    He said Conservatives underperformed at the election because "voters do not feel that we are on their side - they feel instead that it is business as normal" whereas they should be showing "we can help them lead better, more prosperous lives".

    Nigel Evans attacked the "toxic rubbish" in the manifesto, including the promise of a free vote on fox-hunting in the manifesto, saying that even in his rural constituency it was seen as "irrelevant".

    He added he was "delighted that some of the people involved in putting those things in the manifesto are no longer working at 10 Downing Street and that there is now a change in style of governance".

    George Freeman, who was until recently a policy aide to the prime minister, was more conciliatory, but emphasised the government would have to pay more attention to young voters and public service professionals who want a change after "seven years of a particular model of austerity".

  16. Lord Judd warns peers not to overlook their responsibility for Grenfell fire

    House of Lords

    Parliament

    Lord Judd

    Labour's Lord Judd begins his contribution by speaking of the Grenfell tower fire, saying that although he is "greatly reassured" by the full public inquiry, he has "one big anxiety" - that in the desire to learn the lessons of the disaster, peers do not overlook "our own responsibility".
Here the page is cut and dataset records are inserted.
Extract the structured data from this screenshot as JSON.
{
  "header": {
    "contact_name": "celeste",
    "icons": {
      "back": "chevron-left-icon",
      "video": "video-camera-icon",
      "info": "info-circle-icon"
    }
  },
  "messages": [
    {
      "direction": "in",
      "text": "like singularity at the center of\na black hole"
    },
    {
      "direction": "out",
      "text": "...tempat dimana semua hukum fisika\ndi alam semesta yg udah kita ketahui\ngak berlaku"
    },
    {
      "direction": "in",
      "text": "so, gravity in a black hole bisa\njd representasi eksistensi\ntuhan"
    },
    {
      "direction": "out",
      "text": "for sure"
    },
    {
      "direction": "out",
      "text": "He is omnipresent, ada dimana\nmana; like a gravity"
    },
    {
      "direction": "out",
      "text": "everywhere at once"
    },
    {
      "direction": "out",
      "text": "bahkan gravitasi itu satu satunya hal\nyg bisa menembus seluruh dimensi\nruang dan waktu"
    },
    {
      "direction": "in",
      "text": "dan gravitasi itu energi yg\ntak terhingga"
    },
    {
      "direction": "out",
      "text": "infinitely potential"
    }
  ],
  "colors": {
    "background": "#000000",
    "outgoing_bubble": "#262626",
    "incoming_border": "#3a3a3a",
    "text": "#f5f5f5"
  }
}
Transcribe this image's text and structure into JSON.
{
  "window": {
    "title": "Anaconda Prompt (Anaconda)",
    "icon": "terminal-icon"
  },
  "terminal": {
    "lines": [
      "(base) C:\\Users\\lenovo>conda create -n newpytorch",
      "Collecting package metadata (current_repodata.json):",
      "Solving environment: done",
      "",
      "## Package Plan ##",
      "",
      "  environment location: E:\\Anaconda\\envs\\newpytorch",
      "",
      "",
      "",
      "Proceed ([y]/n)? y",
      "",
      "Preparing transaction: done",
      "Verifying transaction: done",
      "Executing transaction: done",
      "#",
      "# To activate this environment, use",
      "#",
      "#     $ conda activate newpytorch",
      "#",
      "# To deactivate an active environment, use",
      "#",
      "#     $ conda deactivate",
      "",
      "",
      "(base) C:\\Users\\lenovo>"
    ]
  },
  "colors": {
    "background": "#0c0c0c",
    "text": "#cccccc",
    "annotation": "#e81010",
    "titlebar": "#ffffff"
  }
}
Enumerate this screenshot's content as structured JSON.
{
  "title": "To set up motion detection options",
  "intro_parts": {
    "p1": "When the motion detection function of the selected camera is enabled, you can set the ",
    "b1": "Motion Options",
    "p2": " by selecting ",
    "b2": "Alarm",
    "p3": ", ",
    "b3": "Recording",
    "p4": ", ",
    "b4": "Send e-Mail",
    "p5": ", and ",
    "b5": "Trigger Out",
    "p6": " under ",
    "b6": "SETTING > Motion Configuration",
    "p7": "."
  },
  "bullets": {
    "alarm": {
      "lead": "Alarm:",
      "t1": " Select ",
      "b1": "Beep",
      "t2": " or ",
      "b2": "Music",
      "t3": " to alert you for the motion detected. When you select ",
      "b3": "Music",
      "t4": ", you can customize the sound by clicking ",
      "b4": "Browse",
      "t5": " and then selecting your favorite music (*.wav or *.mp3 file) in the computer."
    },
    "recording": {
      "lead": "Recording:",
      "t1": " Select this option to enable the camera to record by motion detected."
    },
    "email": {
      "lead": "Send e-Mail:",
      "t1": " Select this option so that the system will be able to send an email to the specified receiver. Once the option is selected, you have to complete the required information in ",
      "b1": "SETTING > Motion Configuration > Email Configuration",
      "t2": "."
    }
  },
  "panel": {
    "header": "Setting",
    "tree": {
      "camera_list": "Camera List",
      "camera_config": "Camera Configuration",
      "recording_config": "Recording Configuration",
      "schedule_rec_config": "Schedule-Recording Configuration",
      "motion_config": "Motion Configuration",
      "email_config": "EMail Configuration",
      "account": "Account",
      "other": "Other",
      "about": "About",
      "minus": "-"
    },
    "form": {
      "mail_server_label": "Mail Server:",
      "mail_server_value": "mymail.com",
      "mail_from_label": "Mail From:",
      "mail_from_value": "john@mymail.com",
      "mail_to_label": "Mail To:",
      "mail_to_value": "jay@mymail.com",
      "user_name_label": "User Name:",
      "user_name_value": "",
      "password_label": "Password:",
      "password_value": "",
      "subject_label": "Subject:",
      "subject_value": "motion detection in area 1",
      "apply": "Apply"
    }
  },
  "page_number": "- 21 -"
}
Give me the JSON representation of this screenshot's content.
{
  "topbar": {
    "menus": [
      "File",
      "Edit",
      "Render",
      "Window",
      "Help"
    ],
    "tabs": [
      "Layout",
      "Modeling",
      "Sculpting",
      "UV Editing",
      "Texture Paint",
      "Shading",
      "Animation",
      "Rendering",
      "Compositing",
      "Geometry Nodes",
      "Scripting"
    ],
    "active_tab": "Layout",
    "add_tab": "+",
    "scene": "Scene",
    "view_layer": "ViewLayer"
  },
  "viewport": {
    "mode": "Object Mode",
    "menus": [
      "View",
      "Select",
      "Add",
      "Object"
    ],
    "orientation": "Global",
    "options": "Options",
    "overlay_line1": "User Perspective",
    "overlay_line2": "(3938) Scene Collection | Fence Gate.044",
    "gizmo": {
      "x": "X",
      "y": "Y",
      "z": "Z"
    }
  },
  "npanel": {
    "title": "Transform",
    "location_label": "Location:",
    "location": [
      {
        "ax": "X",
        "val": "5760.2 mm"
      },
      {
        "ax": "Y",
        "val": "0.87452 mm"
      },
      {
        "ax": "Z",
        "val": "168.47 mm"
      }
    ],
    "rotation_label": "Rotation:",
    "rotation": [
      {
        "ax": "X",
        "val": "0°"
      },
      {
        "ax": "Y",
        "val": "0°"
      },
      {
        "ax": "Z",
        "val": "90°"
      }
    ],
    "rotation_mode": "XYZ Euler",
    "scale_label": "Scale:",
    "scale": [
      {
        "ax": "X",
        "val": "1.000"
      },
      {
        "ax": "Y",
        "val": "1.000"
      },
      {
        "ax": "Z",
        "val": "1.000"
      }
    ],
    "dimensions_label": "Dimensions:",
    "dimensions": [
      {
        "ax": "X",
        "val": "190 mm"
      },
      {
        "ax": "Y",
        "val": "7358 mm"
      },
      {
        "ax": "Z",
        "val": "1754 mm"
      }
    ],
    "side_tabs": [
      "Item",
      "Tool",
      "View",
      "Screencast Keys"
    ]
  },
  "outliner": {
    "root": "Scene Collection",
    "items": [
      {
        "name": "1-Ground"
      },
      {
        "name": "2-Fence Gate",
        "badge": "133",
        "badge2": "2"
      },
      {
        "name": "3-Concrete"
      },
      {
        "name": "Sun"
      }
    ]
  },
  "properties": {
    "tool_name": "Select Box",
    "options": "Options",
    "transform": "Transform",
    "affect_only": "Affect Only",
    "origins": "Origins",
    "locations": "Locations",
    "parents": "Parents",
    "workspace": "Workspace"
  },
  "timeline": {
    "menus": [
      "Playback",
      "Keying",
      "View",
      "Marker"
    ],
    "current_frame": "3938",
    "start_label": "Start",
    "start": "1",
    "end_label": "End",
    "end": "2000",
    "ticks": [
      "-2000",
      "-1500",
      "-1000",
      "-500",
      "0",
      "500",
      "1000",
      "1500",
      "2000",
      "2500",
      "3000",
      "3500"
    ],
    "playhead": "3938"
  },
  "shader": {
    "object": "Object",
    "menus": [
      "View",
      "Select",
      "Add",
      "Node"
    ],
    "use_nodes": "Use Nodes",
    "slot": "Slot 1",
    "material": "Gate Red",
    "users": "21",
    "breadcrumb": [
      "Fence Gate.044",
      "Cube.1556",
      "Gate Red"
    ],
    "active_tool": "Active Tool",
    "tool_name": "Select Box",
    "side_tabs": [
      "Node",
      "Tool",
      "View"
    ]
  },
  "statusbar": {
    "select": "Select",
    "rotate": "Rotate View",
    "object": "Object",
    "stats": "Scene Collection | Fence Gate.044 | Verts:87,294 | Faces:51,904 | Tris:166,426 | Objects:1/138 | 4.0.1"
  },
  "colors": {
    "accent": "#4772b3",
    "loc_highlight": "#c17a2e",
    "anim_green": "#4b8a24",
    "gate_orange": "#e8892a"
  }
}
    He asks what the values are on which our country is operating at the moment - and whether we are too preoccupied with cost and managerial considerations.

    Lord Judd also talks of the recent terror attacks in the UK and tells peers that he worries about the "erosion of our values and equalities that make our society worth protecting", saying that it is at the times of the greatest pressures that we must be firmest.

  17. Zac Goldsmith argues for new approach to council housing

    Queen's Speech debate

    House of Commons

    Parliament

    Conservative Zac Goldsmith is making his first speech since his comeback - and is reminded by another MP, "you can't be a maiden twice".

    He says low-rise, high-density, street-based design is a better solution for council housing and that this issue has taken on a "grim relevance" in light of recent events.

    "Now is surely the time to look at a different way of doing things," he argues.